THE TASK: Return all of the data exactly as written, without the pictures.

RECORD SET:
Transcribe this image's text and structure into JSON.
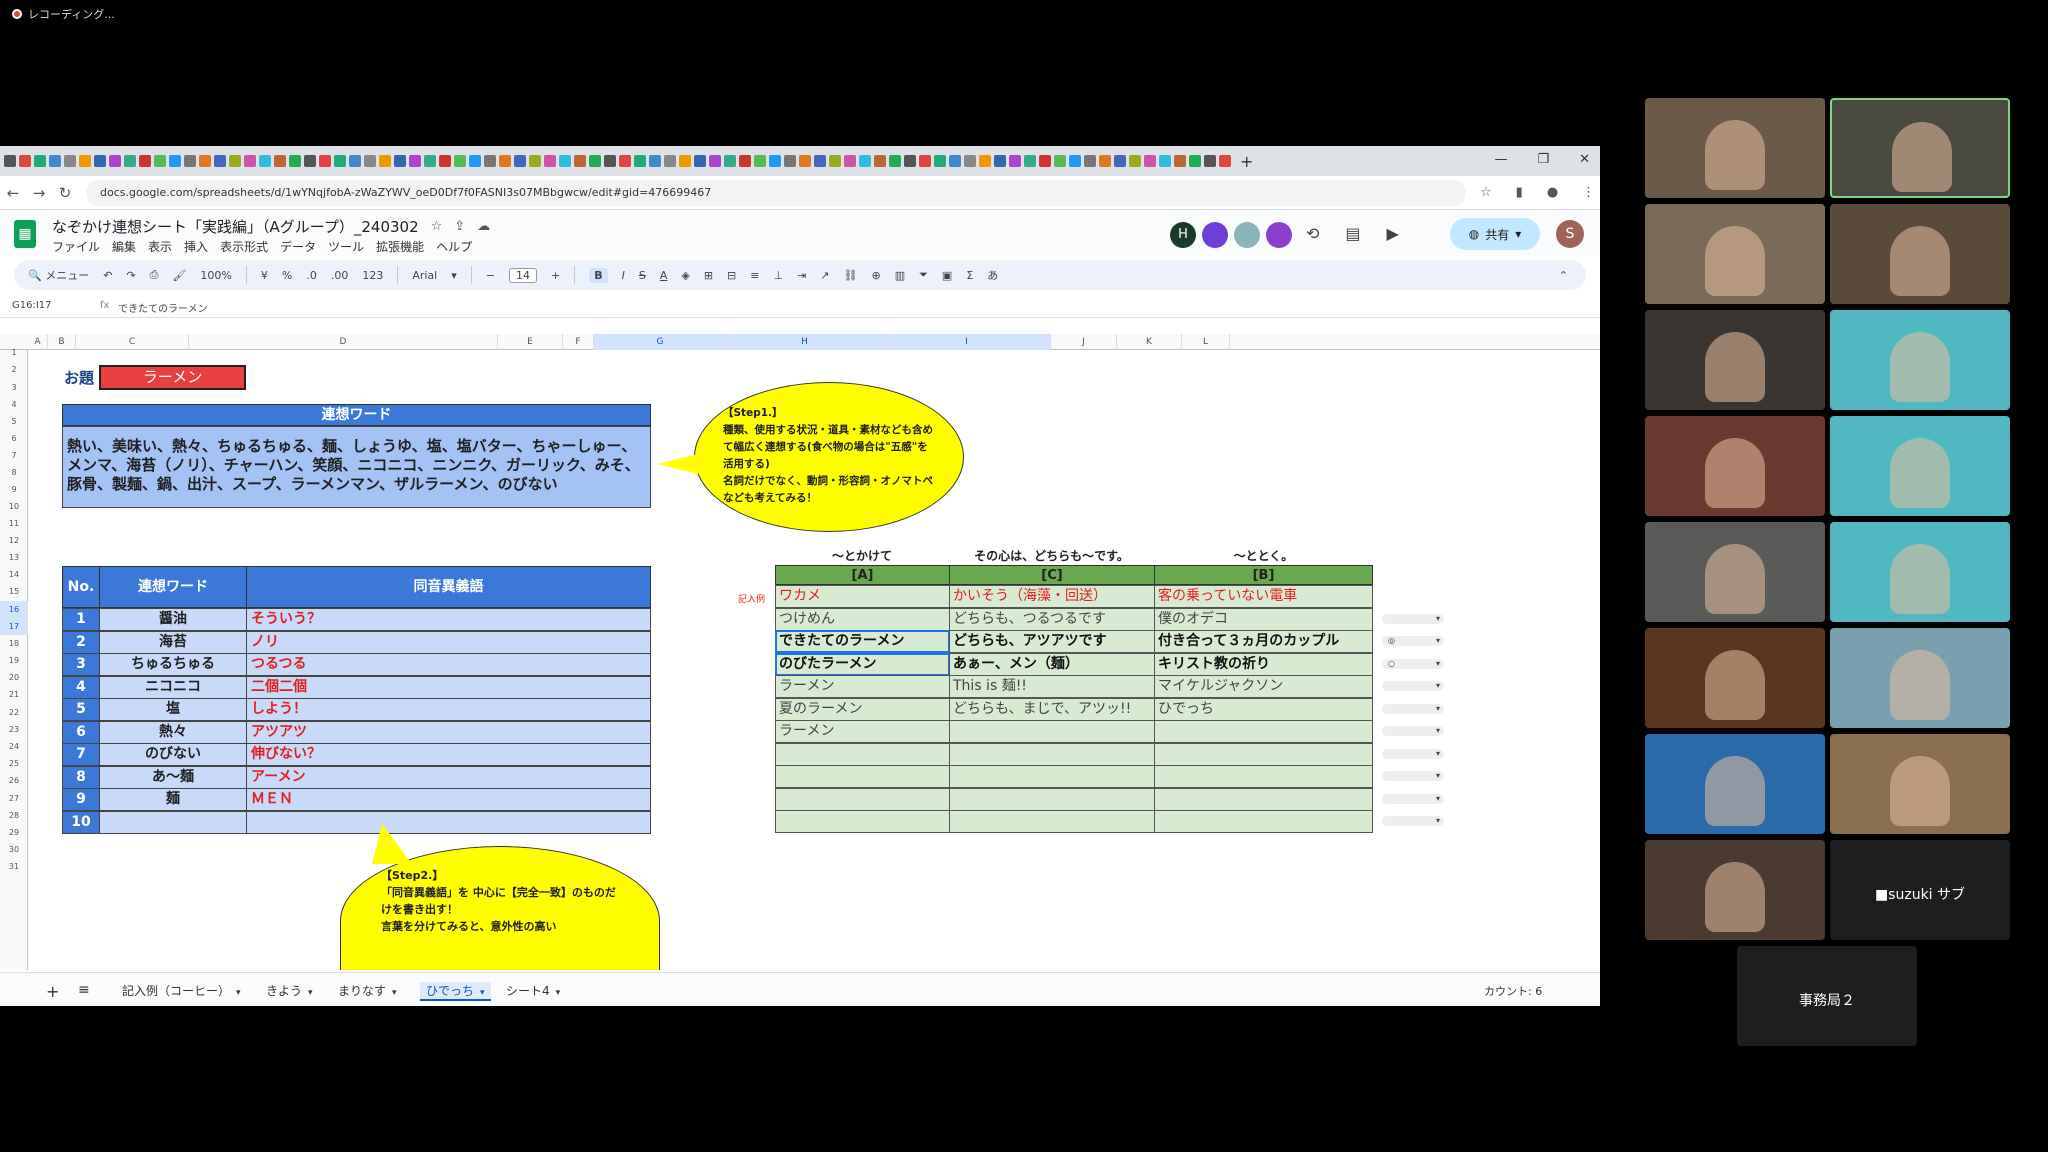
{
  "recording": {
    "label": "レコーディング..."
  },
  "browser": {
    "url": "docs.google.com/spreadsheets/d/1wYNqjfobA-zWaZYWV_oeD0Df7f0FASNI3s07MBbgwcw/edit#gid=476699467"
  },
  "doc": {
    "title": "なぞかけ連想シート「実践編」（Aグループ）_240302",
    "menus": [
      "ファイル",
      "編集",
      "表示",
      "挿入",
      "表示形式",
      "データ",
      "ツール",
      "拡張機能",
      "ヘルプ"
    ],
    "share_label": "共有",
    "user_initial": "S",
    "people": [
      {
        "initial": "H",
        "color": "#1b3a2a"
      },
      {
        "initial": "",
        "color": "#6d3fd8"
      },
      {
        "initial": "",
        "color": "#8ab4b8"
      },
      {
        "initial": "",
        "color": "#8b3fd0"
      }
    ]
  },
  "toolbar": {
    "search": "メニュー",
    "zoom": "100%",
    "currency": "¥",
    "percent": "%",
    "dec_minus": ".0",
    "dec_plus": ".00",
    "format_123": "123",
    "font": "Arial",
    "font_size": "14",
    "bold": "B",
    "italic": "I",
    "strike": "S",
    "textcolor": "A",
    "ime": "あ"
  },
  "formula_bar": {
    "name_box": "G16:I17",
    "fx": "fx",
    "content": "できたてのラーメン"
  },
  "columns": [
    {
      "label": "A",
      "sel": false
    },
    {
      "label": "B",
      "sel": false
    },
    {
      "label": "C",
      "sel": false
    },
    {
      "label": "D",
      "sel": false
    },
    {
      "label": "E",
      "sel": false
    },
    {
      "label": "F",
      "sel": false
    },
    {
      "label": "G",
      "sel": true
    },
    {
      "label": "H",
      "sel": true
    },
    {
      "label": "I",
      "sel": true
    },
    {
      "label": "J",
      "sel": false
    },
    {
      "label": "K",
      "sel": false
    },
    {
      "label": "L",
      "sel": false
    }
  ],
  "rows": [
    "1",
    "2",
    "3",
    "4",
    "5",
    "6",
    "7",
    "8",
    "9",
    "10",
    "11",
    "12",
    "13",
    "14",
    "15",
    "16",
    "17",
    "18",
    "19",
    "20",
    "21",
    "22",
    "23",
    "24",
    "25",
    "26",
    "27",
    "28",
    "29",
    "30",
    "31"
  ],
  "sheet": {
    "odai_label": "お題",
    "odai_value": "ラーメン",
    "rensou_header": "連想ワード",
    "rensou_text": "熱い、美味い、熱々、ちゅるちゅる、麺、しょうゆ、塩、塩バター、ちゃーしゅー、メンマ、海苔（ノリ）、チャーハン、笑顔、ニコニコ、ニンニク、ガーリック、みそ、豚骨、製麺、鍋、出汁、スープ、ラーメンマン、ザルラーメン、のびない",
    "step1": "【Step1.】\n種類、使用する状況・道具・素材なども含めて幅広く連想する(食べ物の場合は\"五感\"を活用する)\n名詞だけでなく、動詞・形容詞・オノマトペなども考えてみる！",
    "step2": "【Step2.】\n「同音異義語」を 中心に【完全一致】のものだけを書き出す！\n言葉を分けてみると、意外性の高い",
    "table_headers": {
      "no": "No.",
      "word": "連想ワード",
      "homonym": "同音異義語"
    },
    "table_rows": [
      {
        "no": "1",
        "word": "醤油",
        "homonym": "そういう？"
      },
      {
        "no": "2",
        "word": "海苔",
        "homonym": "ノリ"
      },
      {
        "no": "3",
        "word": "ちゅるちゅる",
        "homonym": "つるつる"
      },
      {
        "no": "4",
        "word": "ニコニコ",
        "homonym": "二個二個"
      },
      {
        "no": "5",
        "word": "塩",
        "homonym": "しよう！"
      },
      {
        "no": "6",
        "word": "熱々",
        "homonym": "アツアツ"
      },
      {
        "no": "7",
        "word": "のびない",
        "homonym": "伸びない？"
      },
      {
        "no": "8",
        "word": "あ～麺",
        "homonym": "アーメン"
      },
      {
        "no": "9",
        "word": "麺",
        "homonym": "ＭＥＮ"
      },
      {
        "no": "10",
        "word": "",
        "homonym": ""
      }
    ],
    "nazo_top": {
      "a": "～とかけて",
      "c": "その心は、どちらも～です。",
      "b": "～ととく。"
    },
    "nazo_cols": {
      "a": "[A]",
      "c": "[C]",
      "b": "[B]"
    },
    "example_label": "記入例",
    "nazo_rows": [
      {
        "a": "ワカメ",
        "c": "かいそう（海藻・回送）",
        "b": "客の乗っていない電車",
        "style": "ex",
        "dd": ""
      },
      {
        "a": "つけめん",
        "c": "どちらも、つるつるです",
        "b": "僕のオデコ",
        "style": "",
        "dd": ""
      },
      {
        "a": "できたてのラーメン",
        "c": "どちらも、アツアツです",
        "b": "付き合って３ヵ月のカップル",
        "style": "bold",
        "dd": "◎"
      },
      {
        "a": "のびたラーメン",
        "c": "あぁー、メン（麺）",
        "b": "キリスト教の祈り",
        "style": "bold",
        "dd": "○"
      },
      {
        "a": "ラーメン",
        "c": "This is 麺!!",
        "b": "マイケルジャクソン",
        "style": "",
        "dd": ""
      },
      {
        "a": "夏のラーメン",
        "c": "どちらも、まじで、アツッ!!",
        "b": "ひでっち",
        "style": "",
        "dd": ""
      },
      {
        "a": "ラーメン",
        "c": "",
        "b": "",
        "style": "",
        "dd": ""
      },
      {
        "a": "",
        "c": "",
        "b": "",
        "style": "",
        "dd": ""
      },
      {
        "a": "",
        "c": "",
        "b": "",
        "style": "",
        "dd": ""
      },
      {
        "a": "",
        "c": "",
        "b": "",
        "style": "",
        "dd": ""
      },
      {
        "a": "",
        "c": "",
        "b": "",
        "style": "",
        "dd": ""
      }
    ]
  },
  "sheet_tabs": [
    {
      "label": "記入例（コーヒー）",
      "active": false
    },
    {
      "label": "きよう",
      "active": false
    },
    {
      "label": "まりなす",
      "active": false
    },
    {
      "label": "ひでっち",
      "active": true
    },
    {
      "label": "シート4",
      "active": false
    }
  ],
  "status": {
    "count": "カウント: 6"
  },
  "video_tiles": [
    {
      "label": "",
      "color": "#6b5a48"
    },
    {
      "label": "",
      "color": "#4a4a40",
      "active": true
    },
    {
      "label": "",
      "color": "#7a6a58"
    },
    {
      "label": "",
      "color": "#5a4a3a"
    },
    {
      "label": "",
      "color": "#3a3530"
    },
    {
      "label": "",
      "color": "#4fb8c0"
    },
    {
      "label": "",
      "color": "#6a3a30"
    },
    {
      "label": "",
      "color": "#4fb8c0"
    },
    {
      "label": "",
      "color": "#5a5a58"
    },
    {
      "label": "",
      "color": "#4fb8c0"
    },
    {
      "label": "",
      "color": "#5a3520"
    },
    {
      "label": "",
      "color": "#7aa0b0"
    },
    {
      "label": "",
      "color": "#2a6aa8"
    },
    {
      "label": "",
      "color": "#8a7050"
    },
    {
      "label": "",
      "color": "#4a3a30"
    },
    {
      "label": "■suzuki サブ",
      "color": "#1e1e1e"
    }
  ],
  "extra_tile": {
    "label": "事務局２",
    "color": "#1e1e1e"
  }
}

OUTPUT:
Transcribe this image's text and structure into JSON.
{
  "recording": {
    "label": "レコーディング..."
  },
  "browser": {
    "url": "docs.google.com/spreadsheets/d/1wYNqjfobA-zWaZYWV_oeD0Df7f0FASNI3s07MBbgwcw/edit#gid=476699467"
  },
  "doc": {
    "title": "なぞかけ連想シート「実践編」（Aグループ）_240302",
    "menus": [
      "ファイル",
      "編集",
      "表示",
      "挿入",
      "表示形式",
      "データ",
      "ツール",
      "拡張機能",
      "ヘルプ"
    ],
    "share_label": "共有",
    "user_initial": "S",
    "people": [
      {
        "initial": "H",
        "color": "#1b3a2a"
      },
      {
        "initial": "",
        "color": "#6d3fd8"
      },
      {
        "initial": "",
        "color": "#8ab4b8"
      },
      {
        "initial": "",
        "color": "#8b3fd0"
      }
    ]
  },
  "toolbar": {
    "search": "メニュー",
    "zoom": "100%",
    "currency": "¥",
    "percent": "%",
    "dec_minus": ".0",
    "dec_plus": ".00",
    "format_123": "123",
    "font": "Arial",
    "font_size": "14",
    "bold": "B",
    "italic": "I",
    "strike": "S",
    "textcolor": "A",
    "ime": "あ"
  },
  "formula_bar": {
    "name_box": "G16:I17",
    "fx": "fx",
    "content": "できたてのラーメン"
  },
  "columns": [
    {
      "label": "A",
      "sel": false
    },
    {
      "label": "B",
      "sel": false
    },
    {
      "label": "C",
      "sel": false
    },
    {
      "label": "D",
      "sel": false
    },
    {
      "label": "E",
      "sel": false
    },
    {
      "label": "F",
      "sel": false
    },
    {
      "label": "G",
      "sel": true
    },
    {
      "label": "H",
      "sel": true
    },
    {
      "label": "I",
      "sel": true
    },
    {
      "label": "J",
      "sel": false
    },
    {
      "label": "K",
      "sel": false
    },
    {
      "label": "L",
      "sel": false
    }
  ],
  "rows": [
    "1",
    "2",
    "3",
    "4",
    "5",
    "6",
    "7",
    "8",
    "9",
    "10",
    "11",
    "12",
    "13",
    "14",
    "15",
    "16",
    "17",
    "18",
    "19",
    "20",
    "21",
    "22",
    "23",
    "24",
    "25",
    "26",
    "27",
    "28",
    "29",
    "30",
    "31"
  ],
  "sheet": {
    "odai_label": "お題",
    "odai_value": "ラーメン",
    "rensou_header": "連想ワード",
    "rensou_text": "熱い、美味い、熱々、ちゅるちゅる、麺、しょうゆ、塩、塩バター、ちゃーしゅー、メンマ、海苔（ノリ）、チャーハン、笑顔、ニコニコ、ニンニク、ガーリック、みそ、豚骨、製麺、鍋、出汁、スープ、ラーメンマン、ザルラーメン、のびない",
    "step1": "【Step1.】\n種類、使用する状況・道具・素材なども含めて幅広く連想する(食べ物の場合は\"五感\"を活用する)\n名詞だけでなく、動詞・形容詞・オノマトペなども考えてみる！",
    "step2": "【Step2.】\n「同音異義語」を 中心に【完全一致】のものだけを書き出す！\n言葉を分けてみると、意外性の高い",
    "table_headers": {
      "no": "No.",
      "word": "連想ワード",
      "homonym": "同音異義語"
    },
    "table_rows": [
      {
        "no": "1",
        "word": "醤油",
        "homonym": "そういう？"
      },
      {
        "no": "2",
        "word": "海苔",
        "homonym": "ノリ"
      },
      {
        "no": "3",
        "word": "ちゅるちゅる",
        "homonym": "つるつる"
      },
      {
        "no": "4",
        "word": "ニコニコ",
        "homonym": "二個二個"
      },
      {
        "no": "5",
        "word": "塩",
        "homonym": "しよう！"
      },
      {
        "no": "6",
        "word": "熱々",
        "homonym": "アツアツ"
      },
      {
        "no": "7",
        "word": "のびない",
        "homonym": "伸びない？"
      },
      {
        "no": "8",
        "word": "あ～麺",
        "homonym": "アーメン"
      },
      {
        "no": "9",
        "word": "麺",
        "homonym": "ＭＥＮ"
      },
      {
        "no": "10",
        "word": "",
        "homonym": ""
      }
    ],
    "nazo_top": {
      "a": "～とかけて",
      "c": "その心は、どちらも～です。",
      "b": "～ととく。"
    },
    "nazo_cols": {
      "a": "[A]",
      "c": "[C]",
      "b": "[B]"
    },
    "example_label": "記入例",
    "nazo_rows": [
      {
        "a": "ワカメ",
        "c": "かいそう（海藻・回送）",
        "b": "客の乗っていない電車",
        "style": "ex",
        "dd": ""
      },
      {
        "a": "つけめん",
        "c": "どちらも、つるつるです",
        "b": "僕のオデコ",
        "style": "",
        "dd": ""
      },
      {
        "a": "できたてのラーメン",
        "c": "どちらも、アツアツです",
        "b": "付き合って３ヵ月のカップル",
        "style": "bold",
        "dd": "◎"
      },
      {
        "a": "のびたラーメン",
        "c": "あぁー、メン（麺）",
        "b": "キリスト教の祈り",
        "style": "bold",
        "dd": "○"
      },
      {
        "a": "ラーメン",
        "c": "This is 麺!!",
        "b": "マイケルジャクソン",
        "style": "",
        "dd": ""
      },
      {
        "a": "夏のラーメン",
        "c": "どちらも、まじで、アツッ!!",
        "b": "ひでっち",
        "style": "",
        "dd": ""
      },
      {
        "a": "ラーメン",
        "c": "",
        "b": "",
        "style": "",
        "dd": ""
      },
      {
        "a": "",
        "c": "",
        "b": "",
        "style": "",
        "dd": ""
      },
      {
        "a": "",
        "c": "",
        "b": "",
        "style": "",
        "dd": ""
      },
      {
        "a": "",
        "c": "",
        "b": "",
        "style": "",
        "dd": ""
      },
      {
        "a": "",
        "c": "",
        "b": "",
        "style": "",
        "dd": ""
      }
    ]
  },
  "sheet_tabs": [
    {
      "label": "記入例（コーヒー）",
      "active": false
    },
    {
      "label": "きよう",
      "active": false
    },
    {
      "label": "まりなす",
      "active": false
    },
    {
      "label": "ひでっち",
      "active": true
    },
    {
      "label": "シート4",
      "active": false
    }
  ],
  "status": {
    "count": "カウント: 6"
  },
  "video_tiles": [
    {
      "label": "",
      "color": "#6b5a48"
    },
    {
      "label": "",
      "color": "#4a4a40",
      "active": true
    },
    {
      "label": "",
      "color": "#7a6a58"
    },
    {
      "label": "",
      "color": "#5a4a3a"
    },
    {
      "label": "",
      "color": "#3a3530"
    },
    {
      "label": "",
      "color": "#4fb8c0"
    },
    {
      "label": "",
      "color": "#6a3a30"
    },
    {
      "label": "",
      "color": "#4fb8c0"
    },
    {
      "label": "",
      "color": "#5a5a58"
    },
    {
      "label": "",
      "color": "#4fb8c0"
    },
    {
      "label": "",
      "color": "#5a3520"
    },
    {
      "label": "",
      "color": "#7aa0b0"
    },
    {
      "label": "",
      "color": "#2a6aa8"
    },
    {
      "label": "",
      "color": "#8a7050"
    },
    {
      "label": "",
      "color": "#4a3a30"
    },
    {
      "label": "■suzuki サブ",
      "color": "#1e1e1e"
    }
  ],
  "extra_tile": {
    "label": "事務局２",
    "color": "#1e1e1e"
  }
}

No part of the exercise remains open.